As somebody who regularly practices in the area of family and divorce law in Apple Valley MN, I get a lot of different kinds of questions from clients.
Today, I received a question from a client who wanted some general information about a divorce. This person had a lot of different questions child custody, parenting time, and basic divorce issues. I felt that the client knew a fair amount about the things I was telling her.
Then, we started discussing marital assets.
At first I was told by the client that she did not have any marital assets. After a little prying we discovered that yes, there were some assets in the marriage. For instance, whether or not you each drive your own cars doesn’t mean they aren’t marital assets. If your name is on the title of a vehicle driven by your spouse then, yes, that is a marital asset.
Furthermore, this client and I started discussing each spouse’s respective retirement accounts. My client said something like “I have mine and he has his.” Ok, that is fair, but my questions was “when were they accrued?” In other words: did the retirement benefits grow while you were married? If the answer is “yes”, then the accrued benefits are marital assets subject to division in a divorce.

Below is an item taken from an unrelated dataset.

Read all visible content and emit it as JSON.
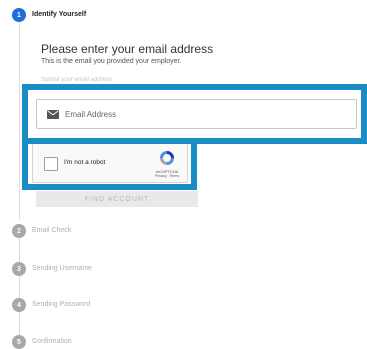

I am not trying to pick on this person. What I am trying to do is to illustrate the point that, when going through a divorce in Apple Valley MN or somewhere else, people are not lawyers are often confused about the real meaning of what is and what is not a marital asset.
Often my answers to clients come as somewhat of a shock. I feel a little bad about it, but my job is to explain the law. So, let there be no confusion: if money is accrued between the time when you are actually married and the time you file for divorce, that money is a marital asset and each person (presumably) gets half.
Sorry to be the bearer of bad news. Don’t shoot the messenger.